By Daniel Kelley
(Reuters) - Lights spelling out the Trump name are due to be removed from the shuttered Trump Plaza casino in Atlantic City after real-estate mogul Donald Trump sued to end a licensing deal with the casino owners to use his name, his family said on Monday.
Trump, who has emblazoned his name across properties in various U.S. cities, sued in August to have his name taken off the Trump Plaza, which closed last month, and the nearby Trump Taj Mahal, which is on the verge of closing.
An auditor found both casinos in disrepair, and Trump argued that both had become insufficiently luxurious to bear his name under the terms of a licensing agreement.
Trump's daughter Ivanka said the company had agreed to let workers remove the large "Trump" signage from the Plaza, which closed on Sept. 16, and that the work would begin later on Monday.
"This represents a great victory for us," Ivanka Trump said. "This has been an ongoing struggle and we've been litigating it for some months."
There was no sign of cranes or workers at the casino on Monday afternoon. The Atlantic City mayor's office said the necessary work permits had not been issued.
The Trumps have also sought to have their name removed from Trump Entertainment Resorts, the holding company that operates the casinos and which declared bankruptcy last month. The company did not respond to requests for comment.
Trump founded the Plaza in 1984 and helped usher in a new era of entertainment in Atlantic City on New Jersey's southern shore. More recently, the casinos there have declined in the face of competition from gambling in neighboring states.
Trump's stake in Trump Entertainment Properties was wiped out when the firm filed for bankruptcy in 2009. He emerged from the reorganization with a 10 percent stake and a licensing agreement that allowed the properties to continue to use his name.
If the Taj Mahal closes in November, as looks likely, it will become the fifth Atlantic City casino to close this year.

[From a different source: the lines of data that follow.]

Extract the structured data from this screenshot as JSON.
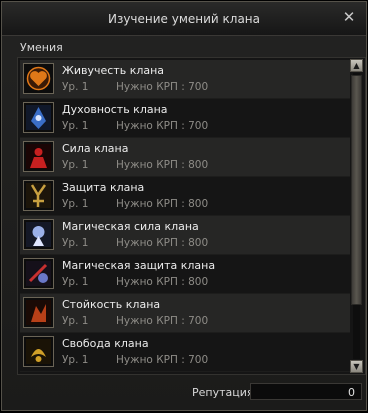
{
  "window": {
    "title": "Изучение умений клана",
    "close_glyph": "✕",
    "section_label": "Умения"
  },
  "skills": [
    {
      "name": "Живучесть клана",
      "level": "Ур. 1",
      "cost": "Нужно КРП : 700",
      "icon": "heart-icon",
      "accent": "#e07818"
    },
    {
      "name": "Духовность клана",
      "level": "Ур. 1",
      "cost": "Нужно КРП : 700",
      "icon": "spirit-icon",
      "accent": "#3a6ec8"
    },
    {
      "name": "Сила клана",
      "level": "Ур. 1",
      "cost": "Нужно КРП : 800",
      "icon": "strength-icon",
      "accent": "#c82020"
    },
    {
      "name": "Защита клана",
      "level": "Ур. 1",
      "cost": "Нужно КРП : 800",
      "icon": "defense-icon",
      "accent": "#c8a040"
    },
    {
      "name": "Магическая сила клана",
      "level": "Ур. 1",
      "cost": "Нужно КРП : 800",
      "icon": "magic-power-icon",
      "accent": "#9ab0e8"
    },
    {
      "name": "Магическая защита клана",
      "level": "Ур. 1",
      "cost": "Нужно КРП : 800",
      "icon": "magic-defense-icon",
      "accent": "#c83030"
    },
    {
      "name": "Стойкость клана",
      "level": "Ур. 1",
      "cost": "Нужно КРП : 700",
      "icon": "fortitude-icon",
      "accent": "#b84018"
    },
    {
      "name": "Свобода клана",
      "level": "Ур. 1",
      "cost": "Нужно КРП : 700",
      "icon": "freedom-icon",
      "accent": "#d0a028"
    }
  ],
  "scroll": {
    "up_glyph": "▲",
    "down_glyph": "▼"
  },
  "footer": {
    "reputation_label": "Репутация",
    "reputation_value": "0"
  }
}
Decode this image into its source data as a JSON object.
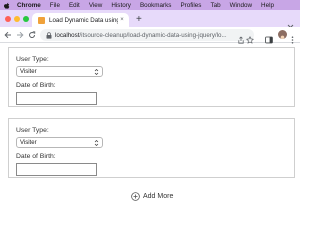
{
  "menubar": {
    "app": "Chrome",
    "items": [
      "File",
      "Edit",
      "View",
      "History",
      "Bookmarks",
      "Profiles",
      "Tab",
      "Window",
      "Help"
    ]
  },
  "tab": {
    "title": "Load Dynamic Data using jQuer",
    "close": "×"
  },
  "newtab": "+",
  "address": {
    "host": "localhost",
    "path": "/itsource-cleanup/load-dynamic-data-using-jquery/lo..."
  },
  "forms": [
    {
      "user_type_label": "User Type:",
      "user_type_value": "Visiter",
      "dob_label": "Date of Birth:",
      "dob_value": ""
    },
    {
      "user_type_label": "User Type:",
      "user_type_value": "Visiter",
      "dob_label": "Date of Birth:",
      "dob_value": ""
    }
  ],
  "add_more_label": "Add More",
  "icons": {
    "apple": "apple-icon",
    "back": "back-arrow-icon",
    "forward": "forward-arrow-icon",
    "reload": "reload-icon",
    "lock": "lock-icon",
    "share": "share-icon",
    "bookmark": "star-icon",
    "sidepanel": "side-panel-icon",
    "profile": "profile-avatar",
    "menu": "kebab-menu-icon",
    "add": "plus-circle-icon"
  },
  "colors": {
    "menubar": "#c8a6e6",
    "tabstrip": "#e7dafa",
    "favicon": "#f0a23b"
  }
}
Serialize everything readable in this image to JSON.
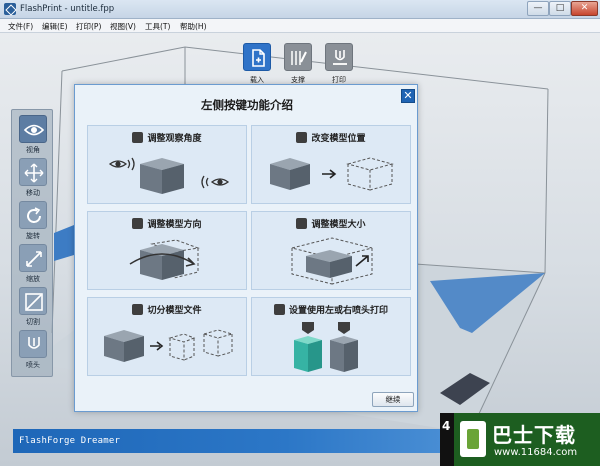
{
  "window": {
    "title": "FlashPrint - untitle.fpp",
    "minimize": "—",
    "maximize": "□",
    "close": "✕"
  },
  "menu": [
    {
      "label": "文件(F)"
    },
    {
      "label": "编辑(E)"
    },
    {
      "label": "打印(P)"
    },
    {
      "label": "视图(V)"
    },
    {
      "label": "工具(T)"
    },
    {
      "label": "帮助(H)"
    }
  ],
  "toolbar": [
    {
      "label": "载入",
      "icon": "load-icon",
      "state": "active"
    },
    {
      "label": "支撑",
      "icon": "support-icon",
      "state": "inactive"
    },
    {
      "label": "打印",
      "icon": "print-icon",
      "state": "inactive"
    }
  ],
  "left_toolbar": [
    {
      "label": "视角",
      "icon": "eye-icon"
    },
    {
      "label": "移动",
      "icon": "move-icon"
    },
    {
      "label": "旋转",
      "icon": "rotate-icon"
    },
    {
      "label": "缩放",
      "icon": "scale-icon"
    },
    {
      "label": "切割",
      "icon": "cut-icon"
    },
    {
      "label": "喷头",
      "icon": "nozzle-icon"
    }
  ],
  "dialog": {
    "title": "左侧按键功能介绍",
    "close": "✕",
    "cards": [
      {
        "title": "调整观察角度",
        "icon": "eye-icon"
      },
      {
        "title": "改变模型位置",
        "icon": "move-icon"
      },
      {
        "title": "调整模型方向",
        "icon": "rotate-icon"
      },
      {
        "title": "调整模型大小",
        "icon": "scale-icon"
      },
      {
        "title": "切分模型文件",
        "icon": "cut-icon"
      },
      {
        "title": "设置使用左或右喷头打印",
        "icon": "nozzle-icon"
      }
    ],
    "continue_label": "继续"
  },
  "status": {
    "text": "FlashForge Dreamer"
  },
  "watermark": {
    "badge": "4",
    "title": "巴士下载",
    "url": "www.11684.com"
  },
  "colors": {
    "accent": "#2f73c8",
    "status_bar": "#1e67b8",
    "dialog_bg": "#eaf2f9"
  }
}
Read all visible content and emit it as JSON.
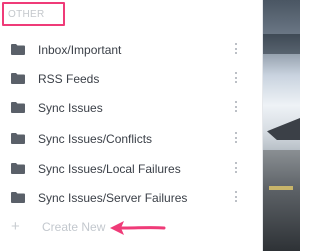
{
  "section": {
    "title": "OTHER"
  },
  "folders": [
    {
      "label": "Inbox/Important",
      "icon": "folder-icon",
      "menu_icon": "more-vertical-icon"
    },
    {
      "label": "RSS Feeds",
      "icon": "folder-icon",
      "menu_icon": "more-vertical-icon"
    },
    {
      "label": "Sync Issues",
      "icon": "folder-icon",
      "menu_icon": "more-vertical-icon"
    },
    {
      "label": "Sync Issues/Conflicts",
      "icon": "folder-icon",
      "menu_icon": "more-vertical-icon"
    },
    {
      "label": "Sync Issues/Local Failures",
      "icon": "folder-icon",
      "menu_icon": "more-vertical-icon"
    },
    {
      "label": "Sync Issues/Server Failures",
      "icon": "folder-icon",
      "menu_icon": "more-vertical-icon"
    }
  ],
  "create_new": {
    "label": "Create New",
    "icon": "plus-icon"
  },
  "colors": {
    "highlight": "#ef3b78",
    "folder_icon": "#5a6069",
    "text": "#3b4048",
    "muted_text": "#c3c8ce"
  }
}
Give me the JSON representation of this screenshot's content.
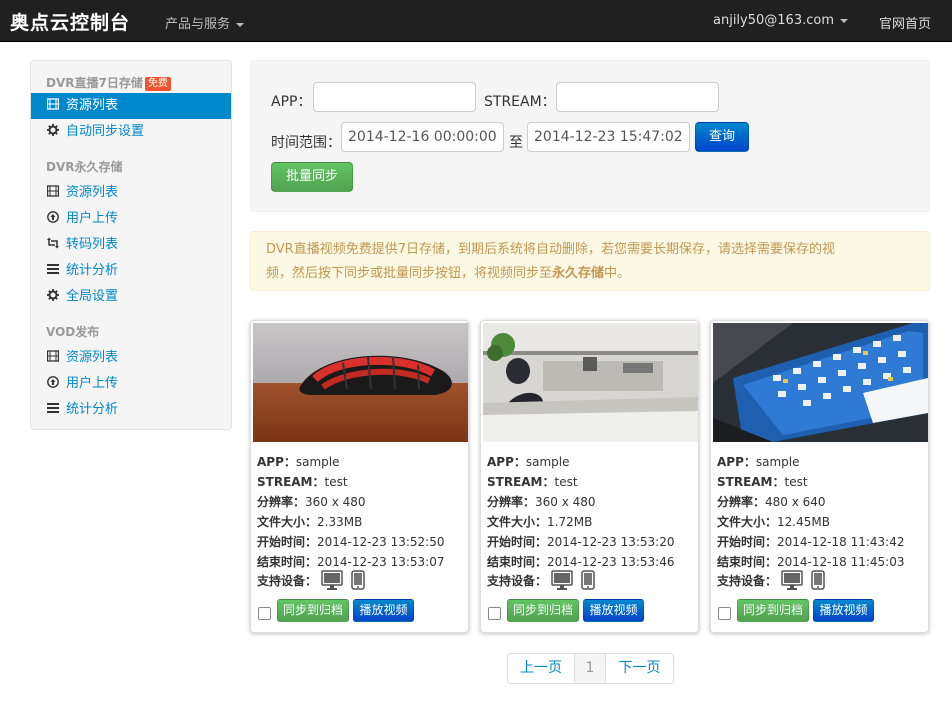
{
  "topbar": {
    "brand": "奥点云控制台",
    "products_menu": "产品与服务",
    "user_email": "anjily50@163.com",
    "home_link": "官网首页"
  },
  "sidebar": {
    "section_dvr7": {
      "title": "DVR直播7日存储",
      "badge": "免费"
    },
    "dvr7_items": [
      {
        "label": "资源列表",
        "icon": "film-icon",
        "active": true
      },
      {
        "label": "自动同步设置",
        "icon": "gear-icon",
        "active": false
      }
    ],
    "section_dvr_perm": {
      "title": "DVR永久存储"
    },
    "dvr_perm_items": [
      {
        "label": "资源列表",
        "icon": "film-icon"
      },
      {
        "label": "用户上传",
        "icon": "upload-icon"
      },
      {
        "label": "转码列表",
        "icon": "retweet-icon"
      },
      {
        "label": "统计分析",
        "icon": "list-icon"
      },
      {
        "label": "全局设置",
        "icon": "gear-icon"
      }
    ],
    "section_vod": {
      "title": "VOD发布"
    },
    "vod_items": [
      {
        "label": "资源列表",
        "icon": "film-icon"
      },
      {
        "label": "用户上传",
        "icon": "upload-icon"
      },
      {
        "label": "统计分析",
        "icon": "list-icon"
      }
    ]
  },
  "search": {
    "app_label": "APP：",
    "app_value": "",
    "stream_label": "STREAM：",
    "stream_value": "",
    "time_range_label": "时间范围：",
    "start_time": "2014-12-16 00:00:00",
    "to_label": "至",
    "end_time": "2014-12-23 15:47:02",
    "query_button": "查询",
    "batch_sync_button": "批量同步"
  },
  "alert": {
    "line1": "DVR直播视频免费提供7日存储，到期后系统将自动删除，若您需要长期保存，请选择需要保存的视",
    "line2_pre": "频，然后按下同步或批量同步按钮，将视频同步至",
    "line2_bold": "永久存储",
    "line2_post": "中。"
  },
  "card_labels": {
    "app": "APP：",
    "stream": "STREAM：",
    "resolution": "分辨率：",
    "file_size": "文件大小：",
    "start_time": "开始时间：",
    "end_time": "结束时间：",
    "devices": "支持设备：",
    "sync_button": "同步到归档",
    "play_button": "播放视频"
  },
  "cards": [
    {
      "app": "sample",
      "stream": "test",
      "resolution": "360 x 480",
      "file_size": "2.33MB",
      "start_time": "2014-12-23 13:52:50",
      "end_time": "2014-12-23 13:53:07",
      "thumbnail": "bike-helmet-photo"
    },
    {
      "app": "sample",
      "stream": "test",
      "resolution": "360 x 480",
      "file_size": "1.72MB",
      "start_time": "2014-12-23 13:53:20",
      "end_time": "2014-12-23 13:53:46",
      "thumbnail": "office-photo"
    },
    {
      "app": "sample",
      "stream": "test",
      "resolution": "480 x 640",
      "file_size": "12.45MB",
      "start_time": "2014-12-18 11:43:42",
      "end_time": "2014-12-18 11:45:03",
      "thumbnail": "monitor-screen-photo"
    }
  ],
  "pagination": {
    "prev": "上一页",
    "current": "1",
    "next": "下一页"
  },
  "colors": {
    "topbar": "#202020",
    "accent_blue": "#0088cc",
    "button_green": "#51a351",
    "alert_bg": "#fcf8e3",
    "alert_text": "#c09853"
  }
}
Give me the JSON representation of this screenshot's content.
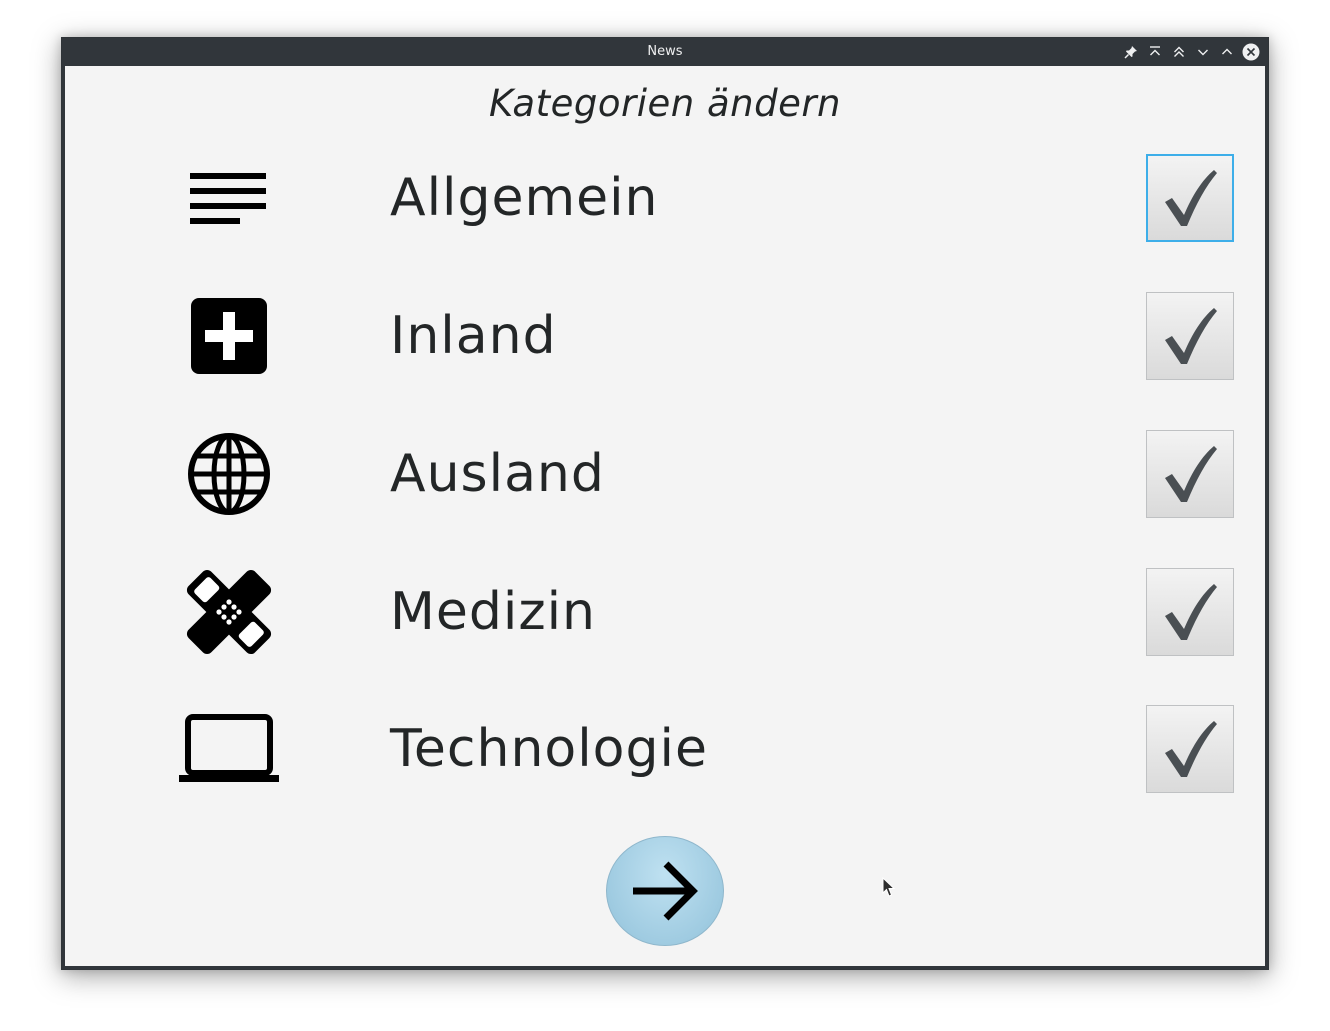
{
  "window": {
    "title": "News"
  },
  "titlebar_buttons": [
    {
      "name": "pin-icon"
    },
    {
      "name": "keep-above-icon"
    },
    {
      "name": "shade-icon"
    },
    {
      "name": "minimize-icon"
    },
    {
      "name": "maximize-icon"
    },
    {
      "name": "close-icon"
    }
  ],
  "heading": "Kategorien ändern",
  "categories": [
    {
      "label": "Allgemein",
      "icon": "text-lines-icon",
      "checked": true,
      "focused": true
    },
    {
      "label": "Inland",
      "icon": "medical-cross-icon",
      "checked": true,
      "focused": false
    },
    {
      "label": "Ausland",
      "icon": "globe-icon",
      "checked": true,
      "focused": false
    },
    {
      "label": "Medizin",
      "icon": "bandage-icon",
      "checked": true,
      "focused": false
    },
    {
      "label": "Technologie",
      "icon": "laptop-icon",
      "checked": true,
      "focused": false
    }
  ],
  "next_button": {
    "icon": "arrow-right-icon"
  },
  "colors": {
    "titlebar": "#31363b",
    "background": "#f4f4f4",
    "focus": "#3daee9",
    "button": "#a9d4e9",
    "text": "#232627"
  }
}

The city started the year with 12 casinos.
Donald Trump said in a statement that the casino's owners "were unable to operate these properties to the highest standards of luxury and success as required under the license agreement and consistent with my name and reputation."
(Additional reporting by Mark Makela in Atlantic City, New Jersey; Editing by Jonathan Allen and Jim Loney)